State transportation departments are turning to street-imaging and mapping services like Mapillary to map and categorize thousands of miles of highways. In the future, imaging options might expand.
Hundreds of thousands of miles of roadways in Arizona and a number of other states are part of a growing network of images detailing guardrails, street-signage, striping and other features central to understanding and improving highway safety.
Mapillary, a hosting platform for street-level imagery, has some 40 million images from 270,000 miles of roadways from state transportation departments in Utah, Florida, Arizona, Connecticut and Vermont. The images have been processed with "computer vision” to identify key items like signage and striping. The data is used by DOTs to examine any given stretch of highway for safety, suitability and other criteria.
“Instead of investing in the reprogramming of an outdated viewer system, our GIS team worked with Mapillary to host ADOT’s historical imagery free of charge,” said Doug Nintzel, a spokesman for the Arizona Department of Transportation. “Our goal, in addition to saving tax dollars, is to be transparent in the sharing of this public data.”
The Arizona DOT began working with Mapillary in 2017.
Part of the strength of Mapillary, said Janine Yoong, vice president of business development at Mapillary, is the platform’s ability to apply its computer vision to any number of images uploaded to the system.
“I think what we’re really trying to showcase with these different participants is that anyone, with any camera — whether it’s professional grade, whether you have millions of images, or a few thousand — you can contribute to the vision that we have of collaborative mapping,” said Yoong. “With computer vision, it’s possible for us to do a large amount of extraction in ways that we couldn’t have before. … But the real key to unlock this, is the fact that we are really focused on collaborative mapping, opening up the ability for anyone to contribute."
Arizona has about 6,800 miles of roadways on Mapillary’s system, said Nintzel, adding that the imagery is used to analyze state-owned assets like signs and pavement striping, but also roadway characteristics like the number of lanes on a given stretch of highway.

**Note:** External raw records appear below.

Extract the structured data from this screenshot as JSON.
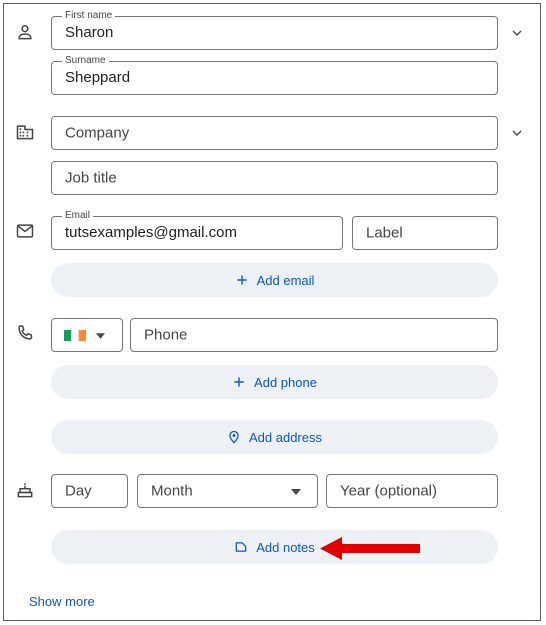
{
  "name": {
    "first_label": "First name",
    "first_value": "Sharon",
    "surname_label": "Surname",
    "surname_value": "Sheppard"
  },
  "org": {
    "company_placeholder": "Company",
    "job_placeholder": "Job title"
  },
  "email": {
    "label": "Email",
    "value": "tutsexamples@gmail.com",
    "label_placeholder": "Label",
    "add_label": "Add email"
  },
  "phone": {
    "country": "Ireland",
    "placeholder": "Phone",
    "add_label": "Add phone"
  },
  "address": {
    "add_label": "Add address"
  },
  "birthday": {
    "day_placeholder": "Day",
    "month_placeholder": "Month",
    "year_placeholder": "Year (optional)"
  },
  "notes": {
    "add_label": "Add notes"
  },
  "footer": {
    "show_more": "Show more"
  },
  "icons": {
    "person": "person-icon",
    "company": "company-icon",
    "email": "email-icon",
    "phone": "phone-icon",
    "birthday": "cake-icon",
    "address": "location-pin-icon",
    "notes": "note-icon",
    "chevron": "chevron-down-icon"
  },
  "colors": {
    "accent": "#0b57d0",
    "pill_bg": "#edf0f5",
    "icon": "#444746",
    "arrow": "#e00000",
    "flag_green": "#169b62",
    "flag_orange": "#ff883e"
  }
}
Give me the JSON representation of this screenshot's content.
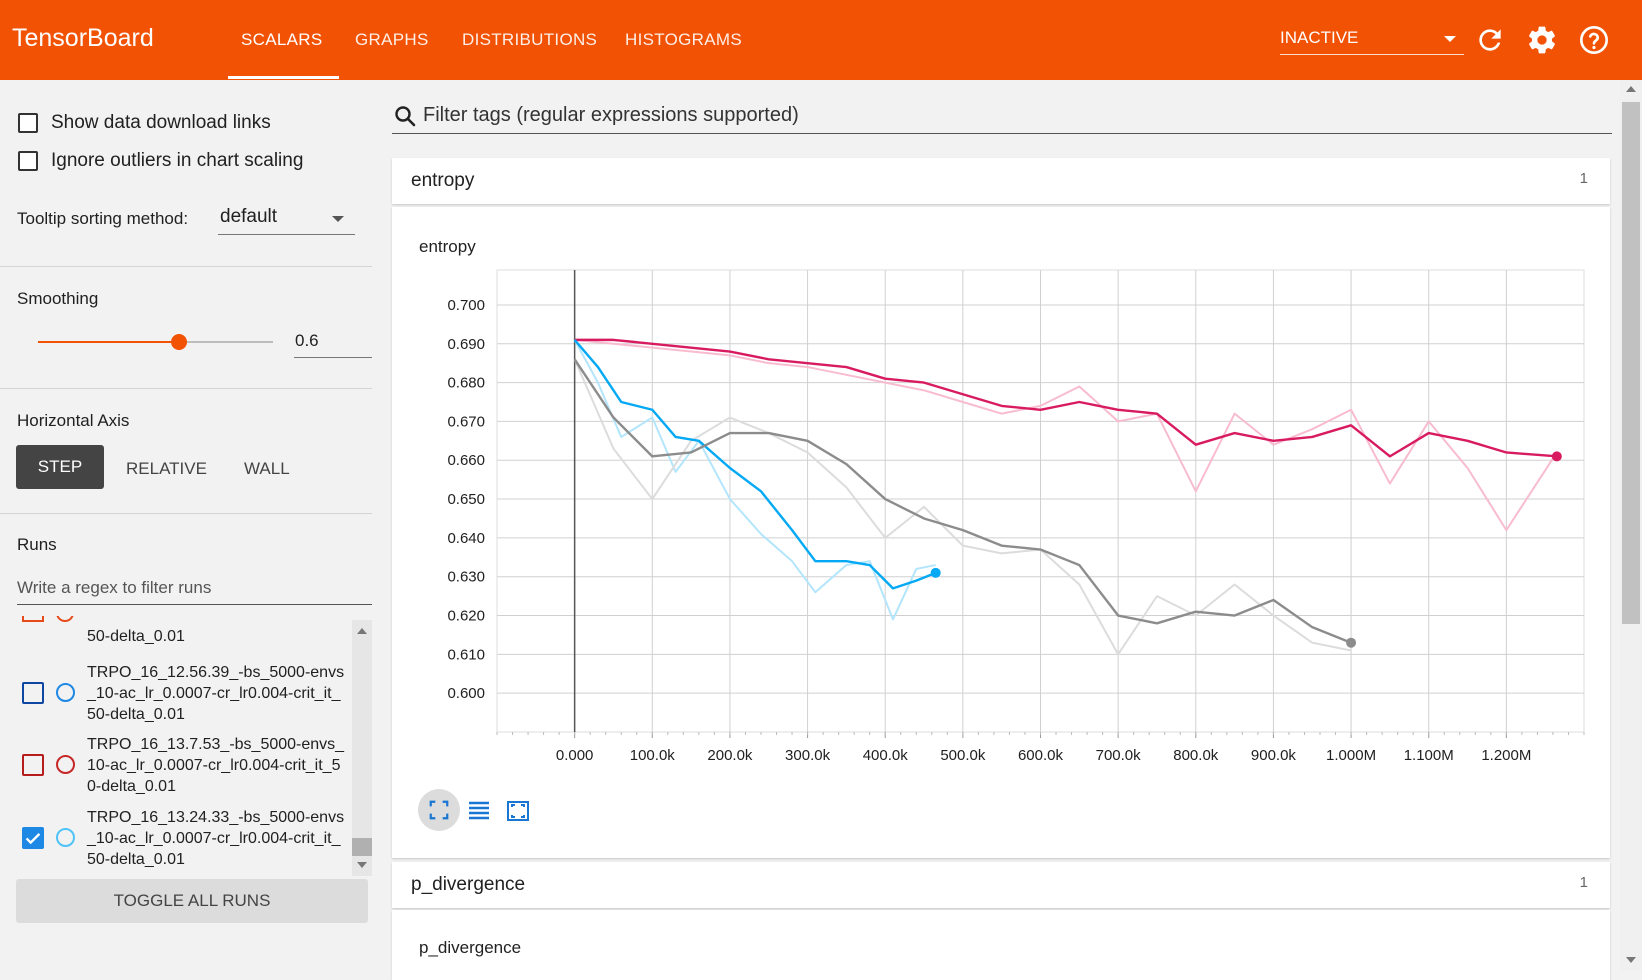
{
  "header": {
    "brand": "TensorBoard",
    "tabs": [
      "SCALARS",
      "GRAPHS",
      "DISTRIBUTIONS",
      "HISTOGRAMS"
    ],
    "active_tab": "SCALARS",
    "status_select": "INACTIVE",
    "icons": [
      "refresh-icon",
      "settings-gear-icon",
      "help-icon"
    ]
  },
  "sidebar": {
    "show_download_links": "Show data download links",
    "ignore_outliers": "Ignore outliers in chart scaling",
    "tooltip_label": "Tooltip sorting method:",
    "tooltip_value": "default",
    "smoothing_label": "Smoothing",
    "smoothing_value": "0.6",
    "smoothing_fraction": 0.6,
    "horizontal_axis_label": "Horizontal Axis",
    "axis_options": [
      "STEP",
      "RELATIVE",
      "WALL"
    ],
    "axis_selected": "STEP",
    "runs_label": "Runs",
    "runs_filter_placeholder": "Write a regex to filter runs",
    "runs": [
      {
        "label": "50-delta_0.01",
        "color": "#e64a19",
        "checked": false,
        "partial": true
      },
      {
        "label": "TRPO_16_12.56.39_-bs_5000-envs_10-ac_lr_0.0007-cr_lr0.004-crit_it_50-delta_0.01",
        "color": "#0d47a1",
        "checked": false
      },
      {
        "label": "TRPO_16_13.7.53_-bs_5000-envs_10-ac_lr_0.0007-cr_lr0.004-crit_it_50-delta_0.01",
        "color": "#b71c1c",
        "checked": false
      },
      {
        "label": "TRPO_16_13.24.33_-bs_5000-envs_10-ac_lr_0.0007-cr_lr0.004-crit_it_50-delta_0.01",
        "color": "#1e88e5",
        "checked": true
      }
    ],
    "run_line_lines": [
      [
        "50-delta_0.01"
      ],
      [
        "TRPO_16_12.56.39_-bs_5000-envs",
        "_10-ac_lr_0.0007-cr_lr0.004-crit_it_",
        "50-delta_0.01"
      ],
      [
        "TRPO_16_13.7.53_-bs_5000-envs_",
        "10-ac_lr_0.0007-cr_lr0.004-crit_it_5",
        "0-delta_0.01"
      ],
      [
        "TRPO_16_13.24.33_-bs_5000-envs",
        "_10-ac_lr_0.0007-cr_lr0.004-crit_it_",
        "50-delta_0.01"
      ]
    ],
    "toggle_all": "TOGGLE ALL RUNS"
  },
  "main": {
    "filter_placeholder": "Filter tags (regular expressions supported)",
    "cards": [
      {
        "tag": "entropy",
        "count": "1"
      },
      {
        "tag": "p_divergence",
        "count": "1"
      }
    ],
    "chart_titles": [
      "entropy",
      "p_divergence"
    ]
  },
  "chart_data": {
    "type": "line",
    "title": "entropy",
    "xlabel": "",
    "ylabel": "",
    "x_ticks": [
      "0.000",
      "100.0k",
      "200.0k",
      "300.0k",
      "400.0k",
      "500.0k",
      "600.0k",
      "700.0k",
      "800.0k",
      "900.0k",
      "1.000M",
      "1.100M",
      "1.200M"
    ],
    "y_ticks": [
      "0.600",
      "0.610",
      "0.620",
      "0.630",
      "0.640",
      "0.650",
      "0.660",
      "0.670",
      "0.680",
      "0.690",
      "0.700"
    ],
    "xlim": [
      -100000,
      1300000
    ],
    "ylim": [
      0.59,
      0.709
    ],
    "series": [
      {
        "color": "#d81b60",
        "raw_color": "#f8bbd0",
        "x": [
          0,
          50000,
          100000,
          150000,
          200000,
          250000,
          300000,
          350000,
          400000,
          450000,
          500000,
          550000,
          600000,
          650000,
          700000,
          750000,
          800000,
          850000,
          900000,
          950000,
          1000000,
          1050000,
          1100000,
          1150000,
          1200000,
          1265000
        ],
        "smoothed": [
          0.691,
          0.691,
          0.69,
          0.689,
          0.688,
          0.686,
          0.685,
          0.684,
          0.681,
          0.68,
          0.677,
          0.674,
          0.673,
          0.675,
          0.673,
          0.672,
          0.664,
          0.667,
          0.665,
          0.666,
          0.669,
          0.661,
          0.667,
          0.665,
          0.662,
          0.661
        ],
        "raw": [
          0.691,
          0.69,
          0.689,
          0.688,
          0.687,
          0.685,
          0.684,
          0.682,
          0.68,
          0.678,
          0.675,
          0.672,
          0.674,
          0.679,
          0.67,
          0.672,
          0.652,
          0.672,
          0.664,
          0.668,
          0.673,
          0.654,
          0.67,
          0.658,
          0.642,
          0.662
        ]
      },
      {
        "color": "#03a9f4",
        "raw_color": "#b3e5fc",
        "x": [
          0,
          30000,
          60000,
          100000,
          130000,
          160000,
          200000,
          240000,
          280000,
          310000,
          350000,
          380000,
          410000,
          440000,
          465000
        ],
        "smoothed": [
          0.691,
          0.684,
          0.675,
          0.673,
          0.666,
          0.665,
          0.658,
          0.652,
          0.642,
          0.634,
          0.634,
          0.633,
          0.627,
          0.629,
          0.631
        ],
        "raw": [
          0.691,
          0.68,
          0.666,
          0.671,
          0.657,
          0.665,
          0.65,
          0.641,
          0.634,
          0.626,
          0.633,
          0.634,
          0.619,
          0.632,
          0.633
        ]
      },
      {
        "color": "#8c8c8c",
        "raw_color": "#dcdcdc",
        "x": [
          0,
          50000,
          100000,
          150000,
          200000,
          250000,
          300000,
          350000,
          400000,
          450000,
          500000,
          550000,
          600000,
          650000,
          700000,
          750000,
          800000,
          850000,
          900000,
          950000,
          1000000
        ],
        "smoothed": [
          0.686,
          0.671,
          0.661,
          0.662,
          0.667,
          0.667,
          0.665,
          0.659,
          0.65,
          0.645,
          0.642,
          0.638,
          0.637,
          0.633,
          0.62,
          0.618,
          0.621,
          0.62,
          0.624,
          0.617,
          0.613
        ],
        "raw": [
          0.686,
          0.663,
          0.65,
          0.665,
          0.671,
          0.667,
          0.662,
          0.653,
          0.64,
          0.648,
          0.638,
          0.636,
          0.637,
          0.628,
          0.61,
          0.625,
          0.62,
          0.628,
          0.62,
          0.613,
          0.611
        ]
      }
    ]
  }
}
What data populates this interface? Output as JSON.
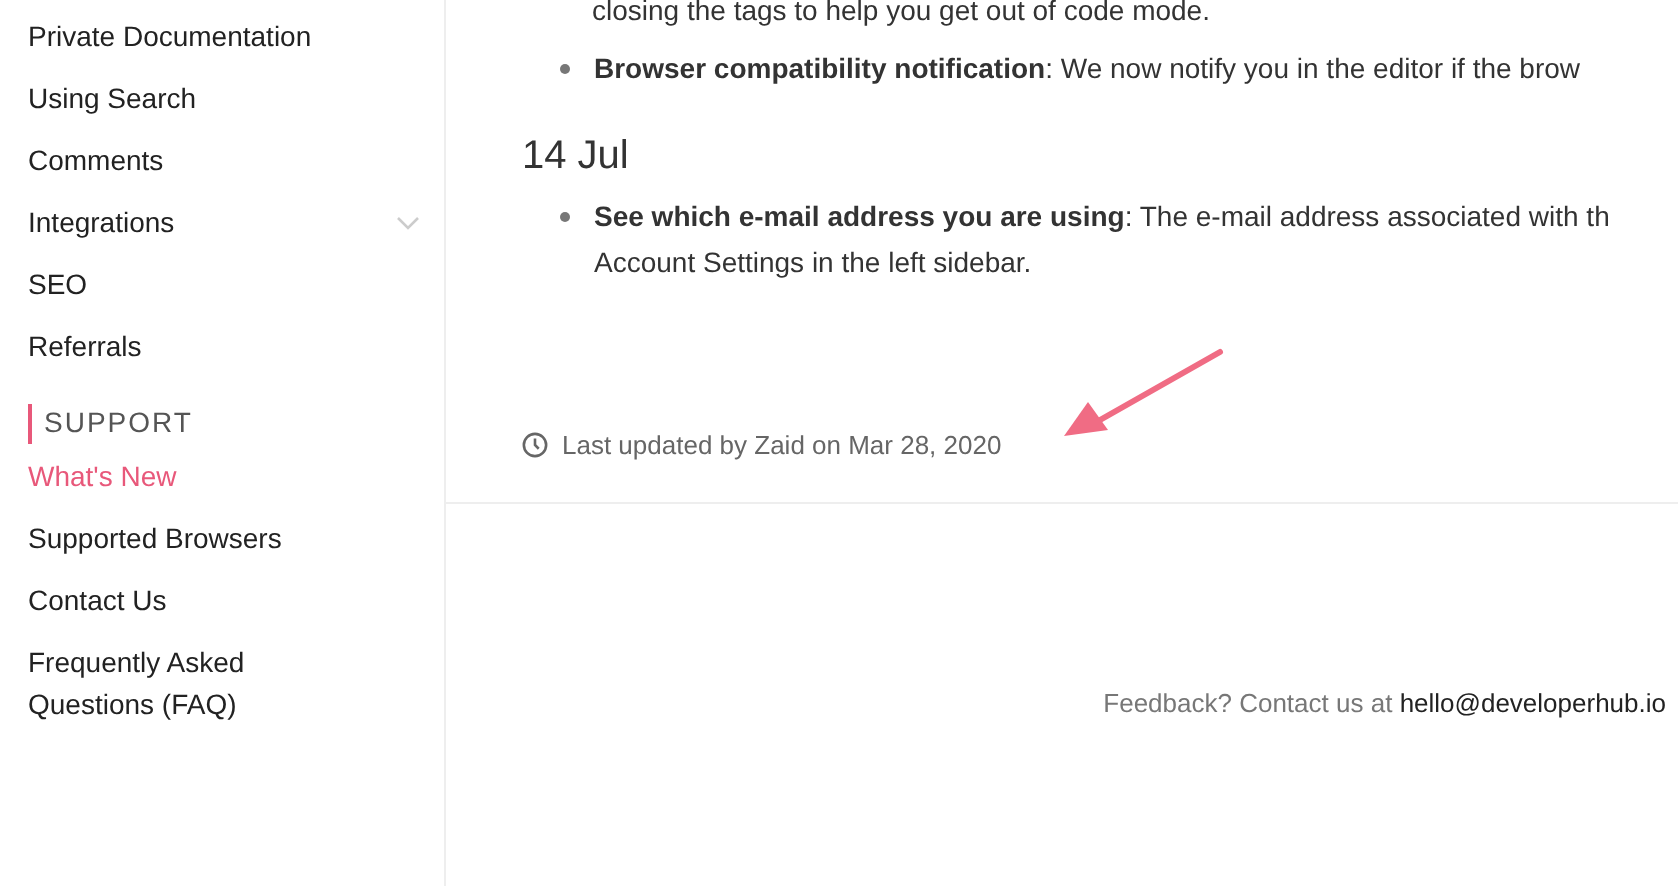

"That imagery is helpful for surveying purposes, allowing for analysis in an office rather than sending a crew into the field to verify,” he added.
If the state DOTs are submitting millions of images to Mapillary, along with the data filed by individual communities, “we are actually building a database of imagery that can be used to create the best maps in the world,” said Yoong. “It’s not just enough to have fresh, accurate data at the highway level, but also to have fresh, accurate data at the sidewalk or the curb level.”
And it’s not just transportation officials who can collect images. In the coming days of autonomous vehicles — which include technology to visually assess the landscapes they are driving through — those cars could be a source for imagery.
“We also speak with a lot of forward-thinking DOTs that are interested in collaborating with automotive OEMs [original equipment manufacturers] on autonomous vehicles,” said Yoong. “What we are able to do is play a very specific role where we say, 'Listen, we have this platform where we can surface this data, whether the imagery is collected by you — the state DOT — or you, the automotive OEM.' What we’re able to do is collect and compile all of this imagery and really provide information that hopefully will help improve safety standards.”